He laid it out carefully on the clean bench top, buttoned it up and shook out the garment. Turning the coat on its front, he straightened and folded with crisp lines and much attention to detail. His lab partner was standing by, with a smile on his face and shaking his head. It was then that I commented, “Would you like to come over and fold clothes at my house?” He laughed, no doubt hearing similar questions in the past, and replied, “My mom was in the army” as a means of explanation for his attention to his lab coat. “I love your mom!” I said. He laughed then and agreed, “I love her too.” His lab partner added that he wound up his own lab coat into some sort of a sphere and crammed it in his book bag … and it fit just the same. But it wasn’t the same. Here was a young man whose mom made an impression on him; he was away at college, after all, he didn’t have to keep folding his clothes so neatly. But he did. Every time he folded clothes he was reminded of his mom; the connection was there, even if she wasn’t.
It reminded me of how I make my bed every morning. My mom said that the bed needed to be made every day. It was the first thing accomplished for the day and set the tone of having things accomplished. My dad liked the feel of cool, crisp sheets, so mom would be sure to smooth everything out and tuck in the ends every morning… just the way dad liked it. After mom died, I would take on the task of making the bed for dad. Now it’s just me, and I make my bed every morning with the same care I did for dad…. tucking in the ends and everything. Just another way of being connected ….
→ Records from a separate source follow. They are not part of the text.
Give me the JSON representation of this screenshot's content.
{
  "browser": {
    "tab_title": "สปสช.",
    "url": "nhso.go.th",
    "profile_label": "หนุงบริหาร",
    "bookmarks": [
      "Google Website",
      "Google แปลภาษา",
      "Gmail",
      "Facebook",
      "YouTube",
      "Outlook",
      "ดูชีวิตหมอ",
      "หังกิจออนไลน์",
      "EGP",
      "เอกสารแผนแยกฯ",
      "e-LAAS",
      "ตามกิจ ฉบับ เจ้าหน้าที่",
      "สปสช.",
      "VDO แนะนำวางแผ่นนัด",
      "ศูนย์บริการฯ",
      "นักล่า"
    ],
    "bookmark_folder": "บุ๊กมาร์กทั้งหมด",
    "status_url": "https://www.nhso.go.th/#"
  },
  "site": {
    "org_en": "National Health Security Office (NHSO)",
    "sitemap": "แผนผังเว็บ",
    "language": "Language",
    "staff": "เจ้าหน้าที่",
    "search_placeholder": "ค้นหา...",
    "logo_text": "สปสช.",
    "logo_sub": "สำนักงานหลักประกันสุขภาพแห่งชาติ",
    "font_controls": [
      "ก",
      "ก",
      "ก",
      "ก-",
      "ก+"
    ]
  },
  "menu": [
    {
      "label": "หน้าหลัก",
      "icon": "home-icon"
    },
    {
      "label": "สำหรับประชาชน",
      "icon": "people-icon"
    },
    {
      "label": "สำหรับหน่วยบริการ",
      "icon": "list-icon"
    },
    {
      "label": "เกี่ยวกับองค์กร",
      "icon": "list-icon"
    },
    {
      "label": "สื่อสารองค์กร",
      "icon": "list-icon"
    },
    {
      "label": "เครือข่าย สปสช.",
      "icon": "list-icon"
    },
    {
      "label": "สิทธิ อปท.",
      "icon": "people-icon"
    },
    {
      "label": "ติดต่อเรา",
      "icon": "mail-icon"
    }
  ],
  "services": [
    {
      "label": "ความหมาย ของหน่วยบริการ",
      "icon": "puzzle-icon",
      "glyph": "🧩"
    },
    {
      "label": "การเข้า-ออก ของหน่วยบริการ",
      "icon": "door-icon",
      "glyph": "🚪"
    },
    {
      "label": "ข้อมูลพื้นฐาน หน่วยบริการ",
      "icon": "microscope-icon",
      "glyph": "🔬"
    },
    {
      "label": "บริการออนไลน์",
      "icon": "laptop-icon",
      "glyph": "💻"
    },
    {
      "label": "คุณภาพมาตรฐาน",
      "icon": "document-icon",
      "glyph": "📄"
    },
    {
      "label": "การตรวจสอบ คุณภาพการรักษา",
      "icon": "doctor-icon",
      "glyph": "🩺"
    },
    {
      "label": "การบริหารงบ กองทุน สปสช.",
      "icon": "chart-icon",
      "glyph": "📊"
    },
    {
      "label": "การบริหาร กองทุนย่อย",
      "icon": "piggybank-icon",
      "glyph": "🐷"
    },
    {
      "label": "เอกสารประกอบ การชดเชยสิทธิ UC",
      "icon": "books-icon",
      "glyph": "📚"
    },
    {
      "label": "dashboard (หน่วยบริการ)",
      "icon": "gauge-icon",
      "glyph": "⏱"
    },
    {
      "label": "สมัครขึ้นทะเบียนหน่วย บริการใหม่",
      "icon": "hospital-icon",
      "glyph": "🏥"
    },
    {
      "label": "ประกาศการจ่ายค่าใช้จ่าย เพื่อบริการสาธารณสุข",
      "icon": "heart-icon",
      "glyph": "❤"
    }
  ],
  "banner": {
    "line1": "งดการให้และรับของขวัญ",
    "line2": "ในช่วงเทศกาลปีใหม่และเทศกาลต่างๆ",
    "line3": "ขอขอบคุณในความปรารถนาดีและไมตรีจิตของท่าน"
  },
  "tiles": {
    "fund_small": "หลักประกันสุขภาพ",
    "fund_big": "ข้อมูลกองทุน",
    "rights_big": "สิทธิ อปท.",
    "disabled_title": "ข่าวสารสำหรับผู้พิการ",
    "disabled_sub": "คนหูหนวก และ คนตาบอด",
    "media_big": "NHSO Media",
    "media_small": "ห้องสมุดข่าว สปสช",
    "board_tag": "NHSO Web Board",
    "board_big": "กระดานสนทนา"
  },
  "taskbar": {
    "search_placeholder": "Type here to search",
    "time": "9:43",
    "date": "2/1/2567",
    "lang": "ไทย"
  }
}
How do you stay connected to loved ones?
For Reach Out Recovery By Elizabeth Viszt